Scotland’s Census

Births

49,863 births were recorded in 2019: the lowest number ever recorded. Since 2015, there have been more deaths than births each year.

73% of births in Scotland were to mothers born in Scotland.

A further 9% were born in the rest of the UK and 8% elsewhere in the European Union (EU), including 5% from the countries which joined the EU in 2004 or later (the largest number were to mothers born in Poland).

Commonwealth countries were the birthplace of 5% of mothers, including 3% from the Indian sub-continent. In the cases where the father’s country of birth was known, 83% had been born in the UK, including 73% who were born in Scotland.

In 17% (8,079) of births in 2019, neither parent was born in Scotland, including 12% (5,864) of births where neither parent was born in the UK. These figures compare to 14% and 9% respectively in 2009. These statistics consider only the births for which both the mother’s and the father’s countries of birth were known (47,713 out of 49,863).

National Records of Scotland. October 2020 update. Scotland's Population 2019. The Registrar General's Annual Review of Demographic Trends. [Accessed January 2021].

Deaths

The number of deaths registered in 2019 was 58,108, a decrease of 0.7% on the number in 2018. This represented the second highest annual total since 1999, which might be expected, given Scotland’s ageing population. The age-standardised death rate (which accounts for this) decreased consistently between 1999 and 2014, but has not changed much since. This suggests mortality rates have stopped improving.
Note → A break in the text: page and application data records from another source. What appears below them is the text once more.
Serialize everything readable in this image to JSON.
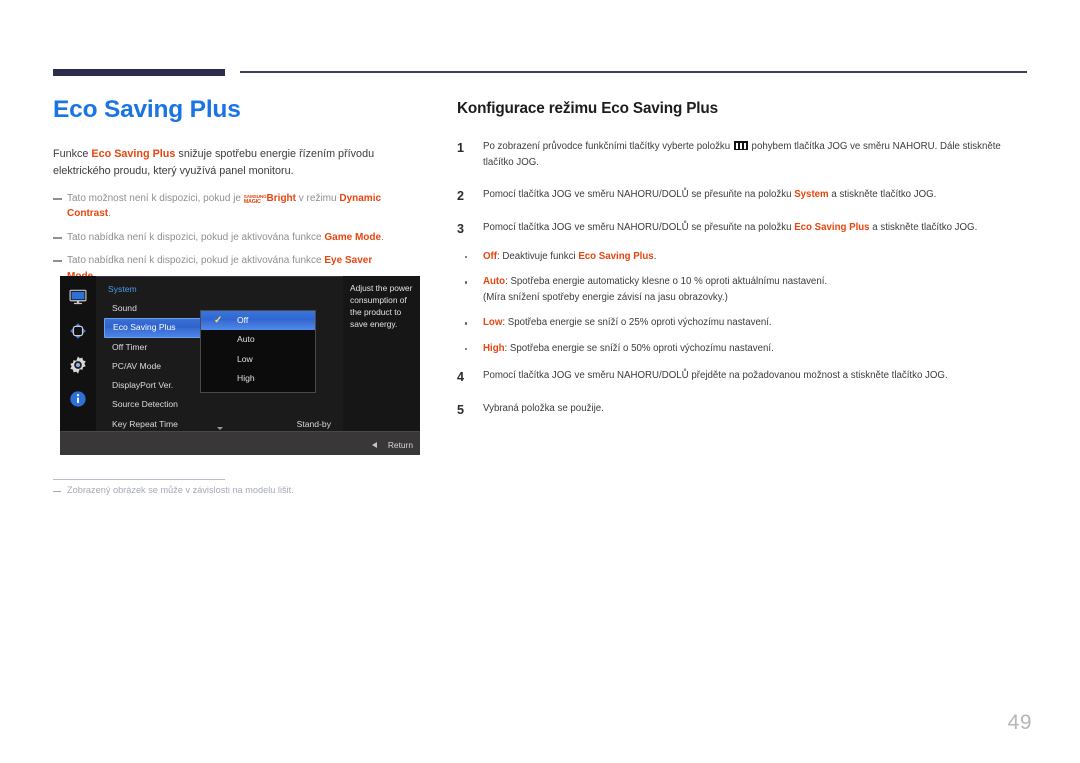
{
  "header": {
    "rule_color": "#2b2d4a"
  },
  "left": {
    "title": "Eco Saving Plus",
    "intro_pre": "Funkce ",
    "intro_kw": "Eco Saving Plus",
    "intro_post": " snižuje spotřebu energie řízením přívodu elektrického proudu, který využívá panel monitoru.",
    "notes": [
      {
        "pre": "Tato možnost není k dispozici, pokud je ",
        "logo_line1": "SAMSUNG",
        "logo_line2": "MAGIC",
        "kw1": "Bright",
        "mid": " v režimu ",
        "kw2": "Dynamic Contrast",
        "post": "."
      },
      {
        "pre": "Tato nabídka není k dispozici, pokud je aktivována funkce ",
        "kw1": "Game Mode",
        "post": "."
      },
      {
        "pre": "Tato nabídka není k dispozici, pokud je aktivována funkce ",
        "kw1": "Eye Saver Mode",
        "post": "."
      }
    ],
    "image_note": "Zobrazený obrázek se může v závislosti na modelu lišit."
  },
  "osd": {
    "rail_icons": [
      {
        "name": "display-icon"
      },
      {
        "name": "move-arrows-icon"
      },
      {
        "name": "gear-icon"
      },
      {
        "name": "info-icon"
      }
    ],
    "section": "System",
    "rows": [
      {
        "label": "Sound",
        "value": "",
        "selected": false
      },
      {
        "label": "Eco Saving Plus",
        "value": "",
        "selected": true
      },
      {
        "label": "Off Timer",
        "value": "",
        "selected": false
      },
      {
        "label": "PC/AV Mode",
        "value": "",
        "selected": false
      },
      {
        "label": "DisplayPort Ver.",
        "value": "",
        "selected": false
      },
      {
        "label": "Source Detection",
        "value": "",
        "selected": false
      },
      {
        "label": "Key Repeat Time",
        "value": "Stand-by",
        "selected": false
      }
    ],
    "submenu": [
      {
        "label": "Off",
        "checked": true,
        "selected": true
      },
      {
        "label": "Auto",
        "checked": false,
        "selected": false
      },
      {
        "label": "Low",
        "checked": false,
        "selected": false
      },
      {
        "label": "High",
        "checked": false,
        "selected": false
      }
    ],
    "check_glyph": "✓",
    "description": "Adjust the power consumption of the product to save energy.",
    "footer_label": "Return"
  },
  "right": {
    "section_title": "Konfigurace režimu Eco Saving Plus",
    "steps": [
      {
        "num": "1",
        "pre": "Po zobrazení průvodce funkčními tlačítky vyberte položku ",
        "has_menu_icon": true,
        "post": " pohybem tlačítka JOG ve směru NAHORU. Dále stiskněte tlačítko JOG."
      },
      {
        "num": "2",
        "pre": "Pomocí tlačítka JOG ve směru NAHORU/DOLŮ se přesuňte na položku ",
        "kw": "System",
        "post": " a stiskněte tlačítko JOG."
      },
      {
        "num": "3",
        "pre": "Pomocí tlačítka JOG ve směru NAHORU/DOLŮ se přesuňte na položku ",
        "kw": "Eco Saving Plus",
        "post": " a stiskněte tlačítko JOG."
      }
    ],
    "bullets": [
      {
        "kw": "Off",
        "text": ": Deaktivuje funkci ",
        "kw2": "Eco Saving Plus",
        "post": "."
      },
      {
        "kw": "Auto",
        "text": ": Spotřeba energie automaticky klesne o 10 % oproti aktuálnímu nastavení.",
        "line2": "(Míra snížení spotřeby energie závisí na jasu obrazovky.)"
      },
      {
        "kw": "Low",
        "text": ": Spotřeba energie se sníží o 25% oproti výchozímu nastavení."
      },
      {
        "kw": "High",
        "text": ": Spotřeba energie se sníží o 50% oproti výchozímu nastavení."
      }
    ],
    "steps_tail": [
      {
        "num": "4",
        "pre": "Pomocí tlačítka JOG ve směru NAHORU/DOLŮ přejděte na požadovanou možnost a stiskněte tlačítko JOG."
      },
      {
        "num": "5",
        "pre": "Vybraná položka se použije."
      }
    ]
  },
  "footer": {
    "page_number": "49"
  }
}
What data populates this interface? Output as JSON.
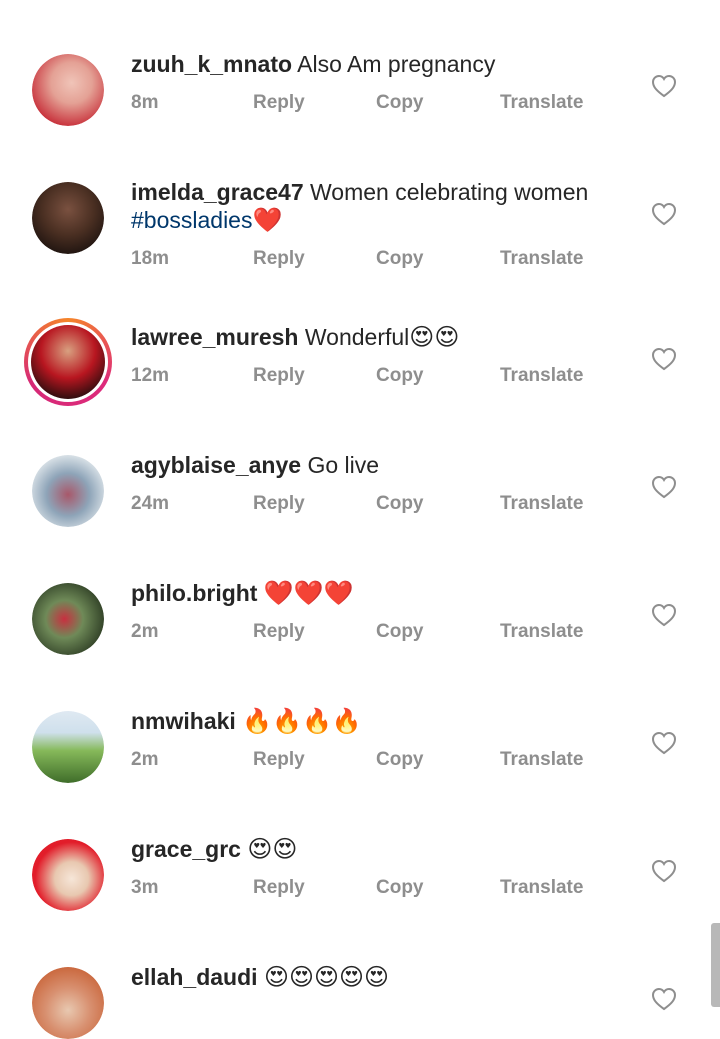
{
  "action_labels": {
    "reply": "Reply",
    "copy": "Copy",
    "translate": "Translate"
  },
  "comments": [
    {
      "username": "zuuh_k_mnato",
      "text": "Also Am pregnancy",
      "hashtag": "",
      "emoji": "",
      "time": "8m",
      "avatar_colors": [
        "#e9b0a4",
        "#c8323c"
      ]
    },
    {
      "username": "imelda_grace47",
      "text": "Women celebrating women",
      "hashtag": "#bossladies",
      "emoji": "❤️",
      "time": "18m",
      "avatar_colors": [
        "#5a3b2c",
        "#2a1a14"
      ]
    },
    {
      "username": "lawree_muresh",
      "text": "Wonderful",
      "hashtag": "",
      "emoji": "😍😍",
      "time": "12m",
      "avatar_colors": [
        "#c0121e",
        "#1a0c0c"
      ]
    },
    {
      "username": "agyblaise_anye",
      "text": "Go live",
      "hashtag": "",
      "emoji": "",
      "time": "24m",
      "avatar_colors": [
        "#dfe6ea",
        "#7c94a8"
      ]
    },
    {
      "username": "philo.bright",
      "text": "",
      "hashtag": "",
      "emoji": "❤️❤️❤️",
      "time": "2m",
      "avatar_colors": [
        "#5f7a4a",
        "#2b3a22"
      ]
    },
    {
      "username": "nmwihaki",
      "text": "",
      "hashtag": "",
      "emoji": "🔥🔥🔥🔥",
      "time": "2m",
      "avatar_colors": [
        "#9ccb6a",
        "#3f6d2a"
      ]
    },
    {
      "username": "grace_grc",
      "text": "",
      "hashtag": "",
      "emoji": "😍😍",
      "time": "3m",
      "avatar_colors": [
        "#e21d2a",
        "#f4e2d4"
      ]
    },
    {
      "username": "ellah_daudi",
      "text": "",
      "hashtag": "",
      "emoji": "😍😍😍😍😍",
      "time": "",
      "avatar_colors": [
        "#c9653a",
        "#e8c8b0"
      ]
    }
  ],
  "icons": {
    "like": "heart-outline-icon"
  }
}
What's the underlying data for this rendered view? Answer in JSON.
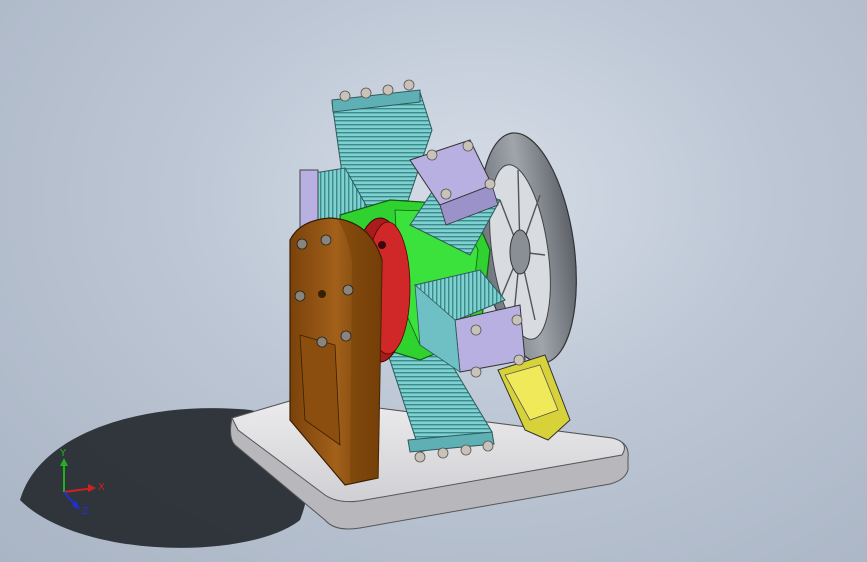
{
  "viewport": {
    "background_top": "#d6dde8",
    "background_bottom": "#a9b4c4"
  },
  "model": {
    "description_icon": "radial-engine-model",
    "colors": {
      "base_plate": "#e6e6e8",
      "left_support": "#9c5a12",
      "right_support": "#e8e24a",
      "crankcase": "#2fd22f",
      "front_hub": "#d02828",
      "cylinder_fins": "#7fd0d0",
      "cylinder_heads": "#b8b0e0",
      "flywheel": "#8a8f96",
      "bolts": "#c8c2b8"
    }
  },
  "triad": {
    "x_label": "X",
    "y_label": "Y",
    "z_label": "Z",
    "x_color": "#d02020",
    "y_color": "#20b020",
    "z_color": "#2030d0"
  }
}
(The population has been growing and ageing in recent years, and this affects the number of deaths. A larger population with a greater proportion of older people is likely to lead to more deaths each year. To account for this, ‘age-standardised death rates’ adjust for changes in the age structure of the population and show what the trend would be if the population had remained stable.)

National Records of Scotland. October 2020 update. Scotland's Population 2019. The Registrar General's Annual Review of Demographic Trends. [Accessed January 2021].

Changing population

People now live significantly longer than in the past, and have fewer children. So, Scotland’s population is getting older.

Until the 1970s, there were far more births than deaths each year in Scotland, but this gap then began closing. Since 2015, there have been more deaths than births each year. This gap widened to 8,245 in 2019.

There has been the largest percentage decrease in the population aged 0 to 15. This is because there have been fewer births every year since 2009.

Scotland’s population is projected to continue to age over the 25 years from 2018 to 2043.

National Records of Scotland. October 2020 update. Scotland's Population 2019. The Registrar General's Annual Review of Demographic Trends. [Accessed January 2021].

Migration has been the main element of population growth in Scotland for the past 19 years.

In the year to mid-2019, 30,200 more people moved to Scotland than left. This is an increase in net migration following two years of lower levels.

In 2019, there were approximately 388,000 non-British nationals living in Scotland, accounting for 7% of the population. Of these 388,000 people, 60% were EU nationals and 40% were non-EU nationals.

It is likely that there will be a decrease in EU nationals following the UK’s exit from the European Union in 2020.

National Records of Scotland. October 2020 update. Scotland's Population 2019. The Registrar General's Annual Review of Demographic Trends. [Accessed January 2021].